Under the current PUP, implemented in 2000 by the TPWD in response to overuse and abuse during 70s-90s, the number of daily visitors to Hueco Tanks is limited to 160 people in “guided-access only” areas—East Mountain, West Mountain and East Spur Maze—and 70 “self-guided” spots on North Mountain, all in an effort to protect this historic, cultural, and environmental landmark.

 Climbers are often accused of monopolizing Hueco. Photo of Maria Sandbu sending Shroom (V9) during the Hueco Rock Rodeo, courtesy of Alex Manelis.Often, the 70 available “self-guided” spots for North Mountain are filled; one of the reasons that sparked a desire to review the PUP. Many locals feel that they are being shut out of the park by climbers, despite the PUP, which gives everyone equal access rights.

Climbers’ relations with the Park have grown over the years with the efforts of the Climbers of Hueco Tanks Coalition and many dedicated climbers local and from abroad that treat the right to climb in Hueco as a privilege. Climbers are also often stewards of the park volunteering countless hours, organizing clean ups and fundraisers, working on trails, donating money to the Hueco Tanks and working with the local community to help them experience Hueco.

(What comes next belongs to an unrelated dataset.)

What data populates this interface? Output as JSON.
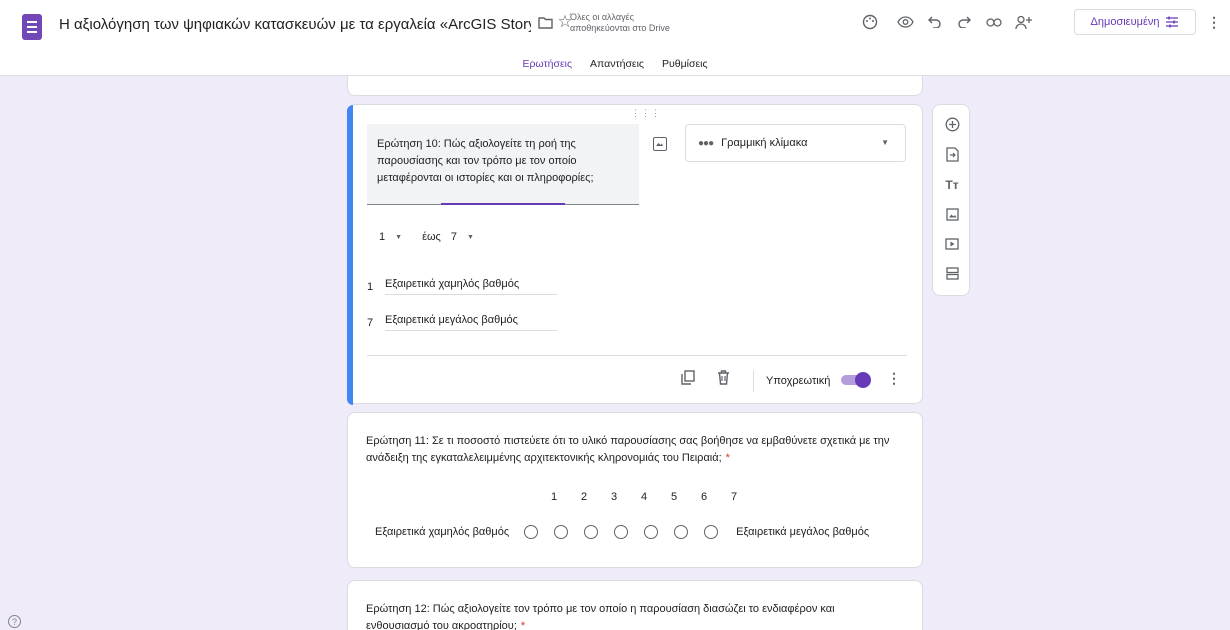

Senator Rodríguez notes: “The rock-climbing community has done much to raise awareness of the park. However, after listening to community input, it appears access to the park has been limited for family outing and educational activities, while climbing activities have increased.”

Climbers attending the meetings, representing the climbing community, intend to diffuse the misconception that climbers harm the natural resources and monopolize Hueco Tanks.

The general tone from the climbing community is “Conserving park resources while providing access” says Samantha Dominguez, American Alpine Club Representative. The climbing community wants to demonstrate that: Climbers are stewards of Hueco Tanks; the PUP does protect cultural resources; climbers help preserve the resources; and climbers volunteer, organize clean ups, restore trails and work with educational programs, all while providing educational and recreational access.

The Access Fund’s “strategy is pragmatic and focused on problem solving. We intend to constructively address the stated concern that local El Paso citizens and indigenous people are being unreasonably denied access to HTSP. At the same time, we will point out that climbers are not the source of this problem and that some restrictions on access to the park are desirable—and are in fact working well now to preserve the park,” says Curt Shannon, Policy Analyst for The Access Fund.

“The ideal future access situation in Hueco Tanks is one that balances the protection of natural resources while providing access to outdoor recreation and educational programs for an ever-evolving constituency,” says Rodríguez. “Hueco Tanks State Park and Historic Site should be accessible, respected, and continue being a popular destination for learning about our region’s amazing evolution through millions of years,”

If you are dedicated preserving climbing access in Hueco Tanks, you can help by showing the members of the “working group” how climbers love and respect Hueco Tanks. Please direct your letters to Chris Beckcom who is “assigned as project lead and is authorized and responsible for managing project efforts and results,” by TPWD.

Melissa Strong

Owner and Operator of Wagon Wheel Co-opt